2¼ pounds pitted fresh or thawed frozen sour cherries*
1 cup plus 1 tablespoon sugar, divided
2 cups water
Large pinch of salt
5 teaspoons unflavored gelatin, divided
½ cup heavy cream, divided
¼ vanilla bean, scraped, or ¼ teaspoon pure vanilla extract
Bring cherries, 1 cup sugar, the water, and salt to a boil in a large saucepan. Reduce heat; simmer until liquid is reduced by about half, 12 to 15 minutes. Pour through a fine sieve into a bowl, pressing very firmly on the solids to release as much juice as possible (you should have 4 cups). Refrigerate until cooled completely, about 1 hour.

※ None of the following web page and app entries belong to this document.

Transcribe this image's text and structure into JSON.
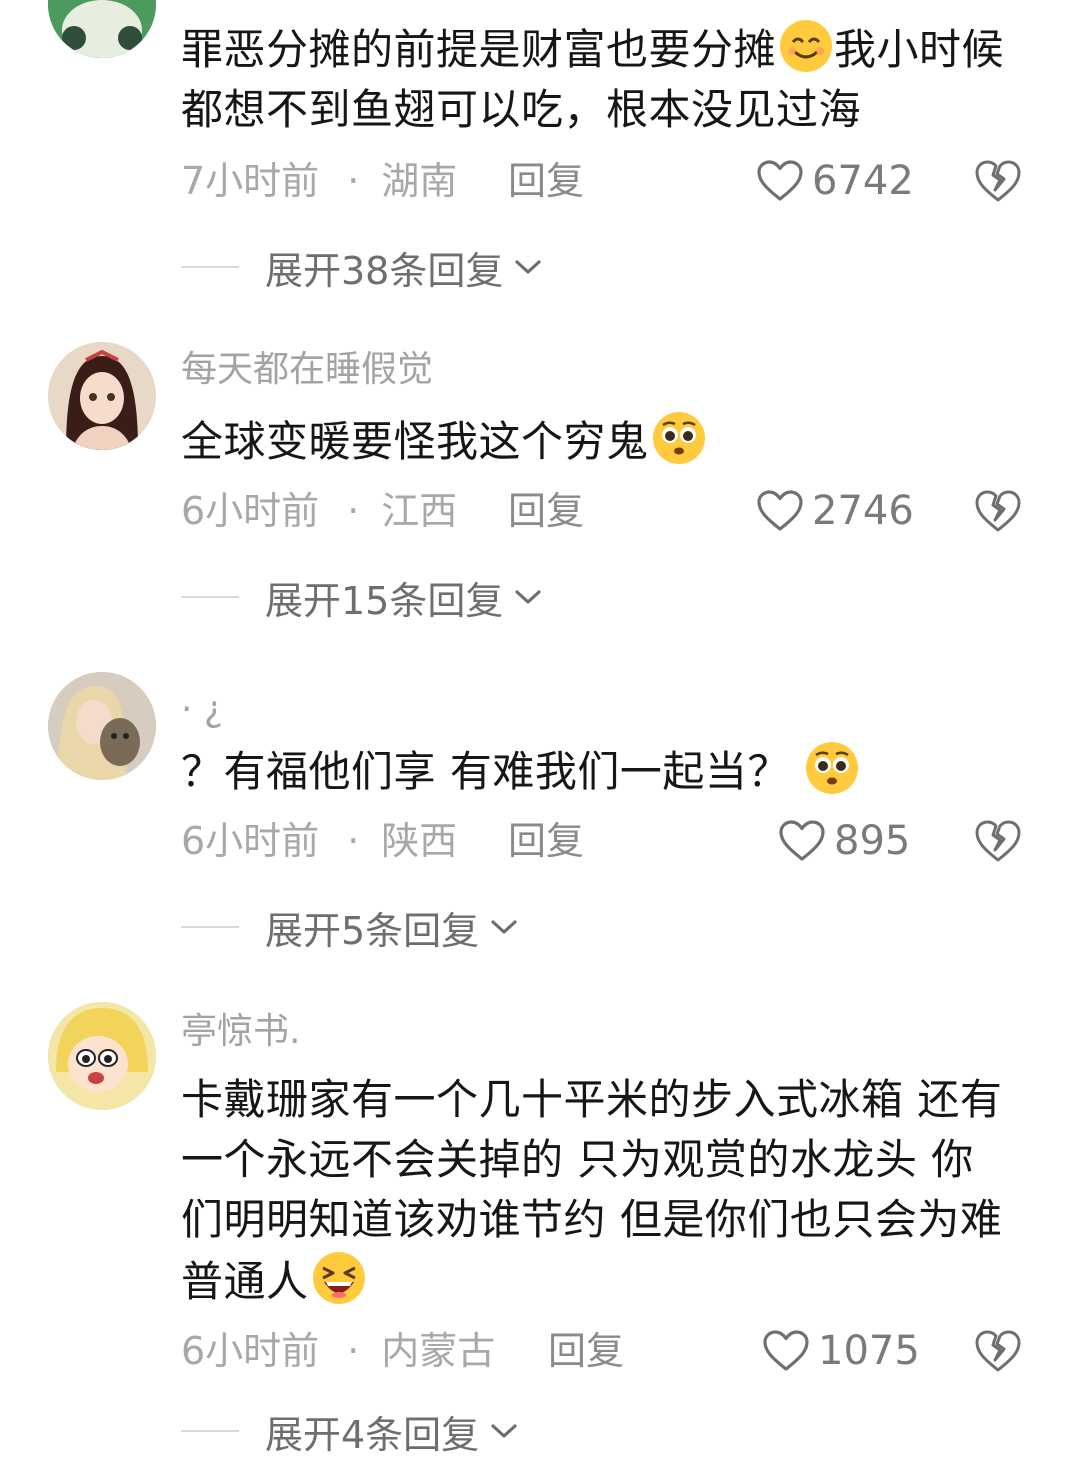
{
  "comments": [
    {
      "username": "",
      "text": "罪恶分摊的前提是财富也要分摊",
      "text_after_emoji": "我小时候都想不到鱼翅可以吃，根本没见过海",
      "emoji": "smiling-face-emoji",
      "time": "7小时前",
      "location": "湖南",
      "reply_label": "回复",
      "likes": "6742",
      "expand_label": "展开38条回复"
    },
    {
      "username": "每天都在睡假觉",
      "text": "全球变暖要怪我这个穷鬼",
      "emoji": "pleading-face-emoji",
      "time": "6小时前",
      "location": "江西",
      "reply_label": "回复",
      "likes": "2746",
      "expand_label": "展开15条回复"
    },
    {
      "username": "· ¿",
      "text": "？有福他们享 有难我们一起当？",
      "emoji": "pleading-face-emoji",
      "time": "6小时前",
      "location": "陕西",
      "reply_label": "回复",
      "likes": "895",
      "expand_label": "展开5条回复"
    },
    {
      "username": "亭惊书.",
      "text": "卡戴珊家有一个几十平米的步入式冰箱 还有一个永远不会关掉的 只为观赏的水龙头 你们明明知道该劝谁节约 但是你们也只会为难普通人",
      "emoji": "laughing-face-emoji",
      "time": "6小时前",
      "location": "内蒙古",
      "reply_label": "回复",
      "likes": "1075",
      "expand_label": "展开4条回复"
    }
  ],
  "colors": {
    "muted": "#a8a8a8",
    "text": "#161616"
  }
}
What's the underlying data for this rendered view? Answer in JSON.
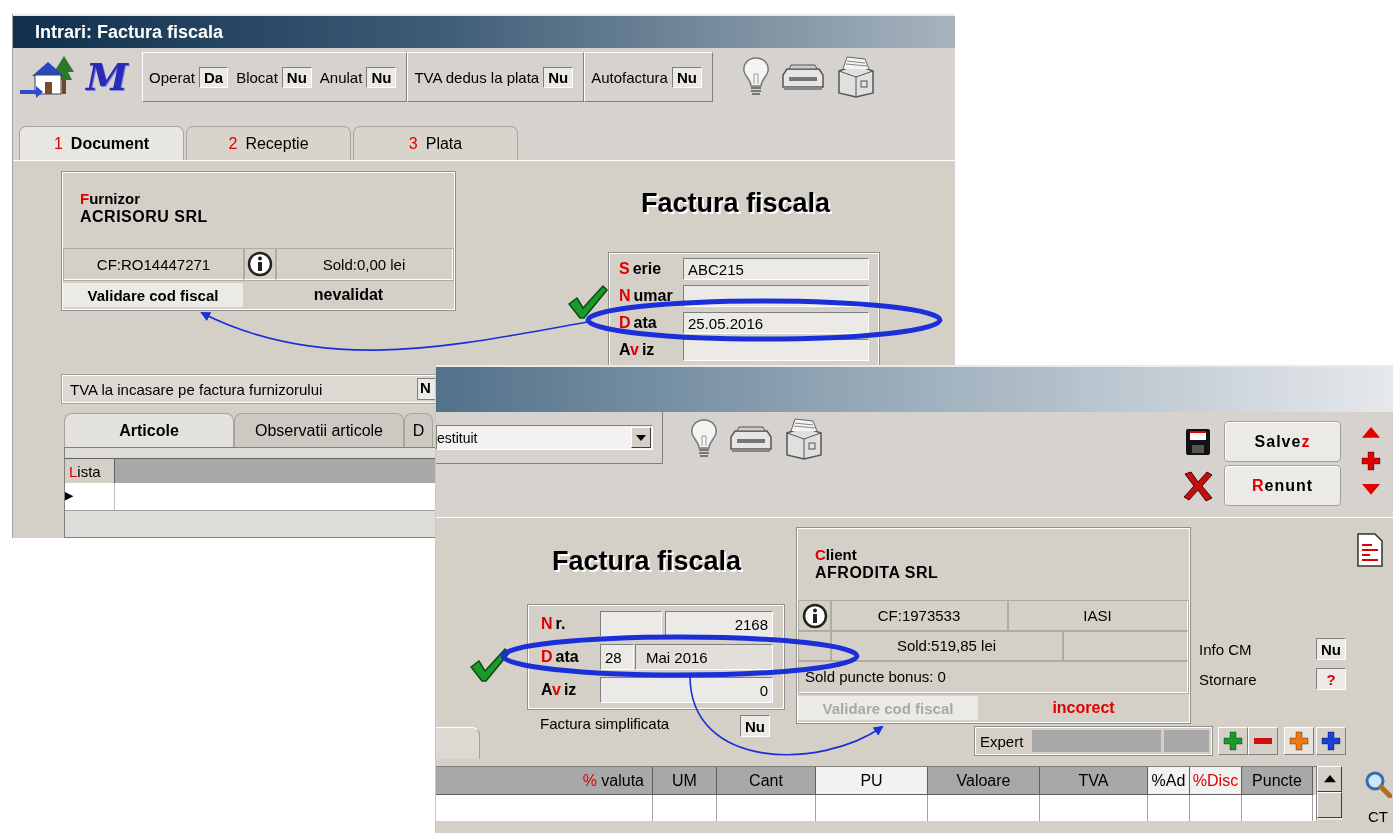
{
  "back_window": {
    "title": "Intrari: Factura fiscala",
    "logo": "M",
    "flag_groups": [
      [
        {
          "label": "Operat",
          "value": "Da"
        },
        {
          "label": "Blocat",
          "value": "Nu"
        },
        {
          "label": "Anulat",
          "value": "Nu"
        }
      ],
      [
        {
          "label": "TVA dedus la plata",
          "value": "Nu"
        }
      ],
      [
        {
          "label": "Autofactura",
          "value": "Nu"
        }
      ]
    ],
    "tabs": [
      {
        "number": "1",
        "label": "Document",
        "selected": true
      },
      {
        "number": "2",
        "label": "Receptie",
        "selected": false
      },
      {
        "number": "3",
        "label": "Plata",
        "selected": false
      }
    ],
    "supplier": {
      "label": [
        {
          "text": "F",
          "accent": true
        },
        {
          "text": "urnizor",
          "accent": false
        }
      ],
      "name": "ACRISORU SRL",
      "tax_id": "CF:RO14447271",
      "balance": "Sold:0,00 lei",
      "validate_button": "Validare cod fiscal",
      "validate_disabled": false,
      "validation_status": "nevalidat",
      "error": false
    },
    "heading": "Factura fiscala",
    "fields": [
      {
        "label": [
          {
            "text": "S",
            "accent": true
          },
          {
            "text": "erie",
            "accent": false
          }
        ],
        "value": "ABC215"
      },
      {
        "label": [
          {
            "text": "N",
            "accent": true
          },
          {
            "text": "umar",
            "accent": false
          }
        ]
      },
      {
        "label": [
          {
            "text": "D",
            "accent": true
          },
          {
            "text": "ata",
            "accent": false
          }
        ],
        "value": "25.05.2016"
      },
      {
        "label": [
          {
            "text": "A",
            "accent": false
          },
          {
            "text": "v",
            "accent": true
          },
          {
            "text": "iz",
            "accent": false
          }
        ]
      }
    ],
    "vat_on_collection": {
      "label": "TVA la incasare pe factura furnizorului",
      "value": "N"
    },
    "item_tabs": [
      {
        "label": "Articole",
        "selected": true
      },
      {
        "label": "Observatii articole",
        "selected": false
      },
      {
        "label": "D",
        "selected": false
      }
    ],
    "grid_columns": [
      {
        "label": [
          {
            "text": "L",
            "accent": true
          },
          {
            "text": "ista",
            "accent": false
          }
        ]
      }
    ]
  },
  "front_window": {
    "combo_value": "estituit",
    "buttons": [
      {
        "kind": "save",
        "label": [
          {
            "text": "Salve",
            "accent": false
          },
          {
            "text": "z",
            "accent": true
          }
        ]
      },
      {
        "kind": "cancel",
        "label": [
          {
            "text": "R",
            "accent": true
          },
          {
            "text": "enunt",
            "accent": false
          }
        ]
      }
    ],
    "heading": "Factura fiscala",
    "fields": [
      {
        "kind": "number",
        "label": [
          {
            "text": "N",
            "accent": true
          },
          {
            "text": "r.",
            "accent": false
          }
        ],
        "value": "2168"
      },
      {
        "kind": "date",
        "label": [
          {
            "text": "D",
            "accent": true
          },
          {
            "text": "ata",
            "accent": false
          }
        ],
        "day": "28",
        "value": "Mai 2016"
      },
      {
        "kind": "plain",
        "label": [
          {
            "text": "A",
            "accent": false
          },
          {
            "text": "v",
            "accent": true
          },
          {
            "text": "iz",
            "accent": false
          }
        ],
        "value": "0"
      }
    ],
    "simplified": {
      "label": "Factura simplificata",
      "value": "Nu"
    },
    "client": {
      "label": [
        {
          "text": "C",
          "accent": true
        },
        {
          "text": "lient",
          "accent": false
        }
      ],
      "name": "AFRODITA SRL",
      "tax_id": "CF:1973533",
      "city": "IASI",
      "balance": "Sold:519,85 lei",
      "bonus": "Sold puncte bonus:  0",
      "validate_button": "Validare cod fiscal",
      "validate_disabled": true,
      "validation_status": "incorect",
      "error": true
    },
    "info": [
      {
        "label": "Info CM",
        "value": "Nu",
        "kind": "plain"
      },
      {
        "label": "Stornare",
        "value": "?",
        "kind": "warning"
      }
    ],
    "expert_label": "Expert",
    "table_columns": [
      {
        "kind": "grey",
        "label": [
          {
            "text": "%",
            "accent": true
          },
          {
            "text": " valuta",
            "accent": false
          }
        ]
      },
      {
        "kind": "grey",
        "label": [
          {
            "text": "UM",
            "accent": false
          }
        ]
      },
      {
        "kind": "grey",
        "label": [
          {
            "text": "Cant",
            "accent": false
          }
        ]
      },
      {
        "kind": "white",
        "label": [
          {
            "text": "PU",
            "accent": false
          }
        ]
      },
      {
        "kind": "grey",
        "label": [
          {
            "text": "Valoare",
            "accent": false
          }
        ]
      },
      {
        "kind": "grey",
        "label": [
          {
            "text": "TVA",
            "accent": false
          }
        ]
      },
      {
        "kind": "white",
        "label": [
          {
            "text": "%Ad",
            "accent": false
          }
        ]
      },
      {
        "kind": "white",
        "label": [
          {
            "text": "%Disc",
            "accent": true
          }
        ]
      },
      {
        "kind": "grey",
        "label": [
          {
            "text": "Puncte",
            "accent": false
          }
        ]
      }
    ],
    "side_label": "CT"
  }
}
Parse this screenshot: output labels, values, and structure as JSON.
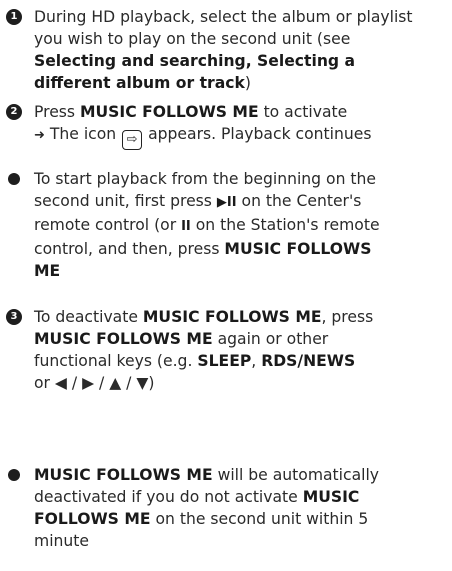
{
  "step1": {
    "number": "1",
    "line1": "During HD playback, select the album or playlist",
    "line2": "you wish to play on the second unit (see",
    "bold1": "Selecting and searching, Selecting a",
    "bold2": "different album or track",
    "close": ")"
  },
  "step2": {
    "number": "2",
    "pre": "Press ",
    "bold": "MUSIC FOLLOWS ME",
    "post": " to activate",
    "arrow": "➜",
    "result_pre": " The icon ",
    "icon": "⇨",
    "result_post": " appears. Playback continues"
  },
  "bullet1": {
    "line1": "To start playback from the beginning on the",
    "line2_pre": "second unit,  first press ",
    "playpause": "▶II",
    "line2_post": " on the Center's",
    "line3_pre": "remote control (or ",
    "pause": "II",
    "line3_post": " on the Station's remote",
    "line4_pre": "control, and then, press ",
    "line4_bold": "MUSIC FOLLOWS",
    "line5_bold": "ME"
  },
  "step3": {
    "number": "3",
    "pre": "To deactivate ",
    "bold1": "MUSIC FOLLOWS ME",
    "mid": ", press",
    "bold2": "MUSIC FOLLOWS ME",
    "line2_post": " again or other",
    "line3_pre": "functional keys (e.g. ",
    "sleep": "SLEEP",
    "comma": ", ",
    "rds": "RDS/NEWS",
    "line4": "or  ◀ / ▶ / ▲ / ▼)"
  },
  "bullet2": {
    "bold1": "MUSIC FOLLOWS ME",
    "line1_post": " will be automatically",
    "line2_pre": "deactivated if you do not activate ",
    "bold2": "MUSIC",
    "bold3": "FOLLOWS ME",
    "line3_post": " on the second unit within 5",
    "line4": "minute"
  }
}
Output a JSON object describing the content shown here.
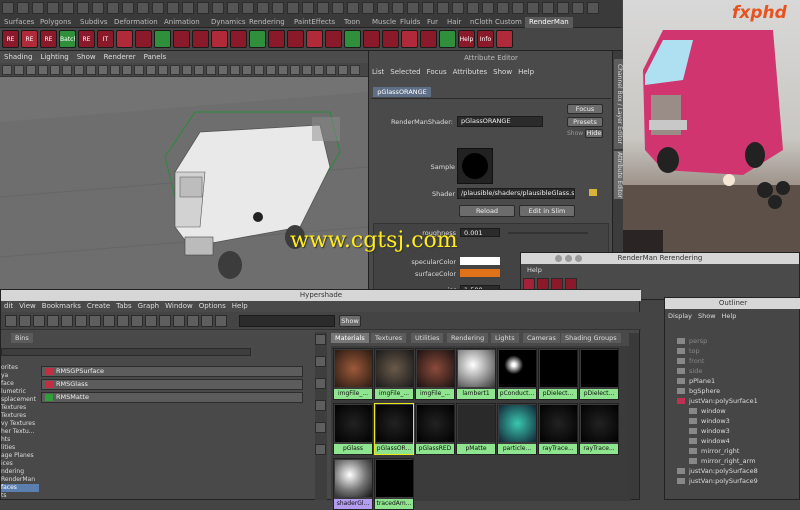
{
  "shelf_tabs": [
    "Surfaces",
    "Polygons",
    "Subdivs",
    "Deformation",
    "Animation",
    "Dynamics",
    "Rendering",
    "PaintEffects",
    "Toon",
    "Muscle",
    "Fluids",
    "Fur",
    "Hair",
    "nCloth",
    "Custom",
    "RenderMan"
  ],
  "shelf_icons": [
    "RE",
    "RE",
    "RE",
    "Batch",
    "RE",
    "IT",
    "",
    "",
    "",
    "",
    "",
    "",
    "",
    "",
    "",
    "",
    "",
    "",
    "",
    "",
    "",
    "",
    "",
    "",
    "Help",
    "Info",
    ""
  ],
  "viewport": {
    "menu": [
      "Shading",
      "Lighting",
      "Show",
      "Renderer",
      "Panels"
    ]
  },
  "attribute_editor": {
    "title": "Attribute Editor",
    "menu": [
      "List",
      "Selected",
      "Focus",
      "Attributes",
      "Show",
      "Help"
    ],
    "node_tab": "pGlassORANGE",
    "shader_label": "RenderManShader:",
    "shader_value": "pGlassORANGE",
    "focus": "Focus",
    "presets": "Presets",
    "show": "Show",
    "hide": "Hide",
    "sample_label": "Sample",
    "shader_path_label": "Shader",
    "shader_path": "/plausible/shaders/plausibleGlass.slo",
    "reload": "Reload",
    "edit_slim": "Edit in Slim",
    "roughness_label": "roughness",
    "roughness_value": "0.001",
    "specular_label": "specularColor",
    "surface_label": "surfaceColor",
    "ior_label": "ior",
    "ior_value": "1.500",
    "surface_color": "#e0731a"
  },
  "channel_tabs": [
    "Channel Box / Layer Editor",
    "Attribute Editor"
  ],
  "rerendering": {
    "title": "RenderMan Rerendering",
    "menu": "Help"
  },
  "hypershade": {
    "title": "Hypershade",
    "menu": [
      "dit",
      "View",
      "Bookmarks",
      "Create",
      "Tabs",
      "Graph",
      "Window",
      "Options",
      "Help"
    ],
    "show_button": "Show",
    "bins_tab": "Bins",
    "tree": [
      "orites",
      "ya",
      "face",
      "lumetric",
      "splacement",
      "Textures",
      "Textures",
      "vy Textures",
      "her Textu...",
      "hts",
      "lities",
      "age Planes",
      "ices",
      "ndering",
      "RenderMan",
      "faces",
      "ts"
    ],
    "tree_selected": 15,
    "shader_nodes": [
      "RMSGPSurface",
      "RMSGlass",
      "RMSMatte"
    ],
    "tabs": [
      "Materials",
      "Textures",
      "Utilities",
      "Rendering",
      "Lights",
      "Cameras",
      "Shading Groups"
    ],
    "swatches": [
      "imgFile_...",
      "imgFile_...",
      "imgFile_...",
      "lambert1",
      "pConduct...",
      "pDielect...",
      "pDielect...",
      "pGlass",
      "pGlassOR...",
      "pGlassRED",
      "pMatte",
      "particle...",
      "rayTrace...",
      "rayTrace...",
      "shaderGl...",
      "tracedAm..."
    ]
  },
  "outliner": {
    "title": "Outliner",
    "menu": [
      "Display",
      "Show",
      "Help"
    ],
    "items": [
      "persp",
      "top",
      "front",
      "side",
      "pPlane1",
      "bgSphere",
      "justVan:polySurface1",
      "window",
      "window3",
      "window3",
      "window4",
      "mirror_right",
      "mirror_right_arm",
      "justVan:polySurface8",
      "justVan:polySurface9"
    ]
  },
  "watermark": "www.cgtsj.com",
  "fxphd": "fxphd",
  "colors": {
    "swatch_label": "#8fe48f",
    "selected": "#5a7fb0",
    "shelf_red": "#8a1a2a"
  }
}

Place 1 ½ cups cherry liquid in a medium saucepan. Sprinkle 4 ½ teaspoons gelatin over liquid, and let soften, about 8 minutes. Heat mixture over medium heat until gelatin dissolves completely and mixture is about to simmer, about 4 minutes (do not let boil). Turn off heat and gradually stir in remaining 2 ½ cups cherry liquid; pour cherry –gelatin mixture back into bowl. Place bowl in a larger bowl of ice water, and refrigerate until softly set, about 1 ½ hours, stirring once half-way through with a rubber spatula.
Meanwhile, place 2 tablespoons cream, the remaining sugar and the vanilla in a small saucepan. Sprinkle with remaining gelatin, and let soften, about 8 minutes. Heat mixture over medium heat until gelatin dissolves and mixture is about to simmer, about 2 minutes (do not let boil). Whisk in remaining cream until smooth. Transfer to a small bowl, and place bowl in a larger bowl of ice water. Refrigerate until thickened, about 15 minutes (both mixtures should be approximately the same consistency.)
Whisk cream mixture, and strain through a fine sieve. Spoon cream mixture into a small zip-lock bag and snip a corner off. Whisk gelee until thick but pourable. Divide gelee among 6 bowls and shake to settle. Working with 1 gelee at a time, pipe 6 to 8 cream dots of varying sizes onto top, then draw a wooden skewer through them to create a swirled pattern. Refrigerate gelees until just set, at least 1 hour and up to 6 hours.
* 7 cups or 3¼ pounds if buying fresh and pitting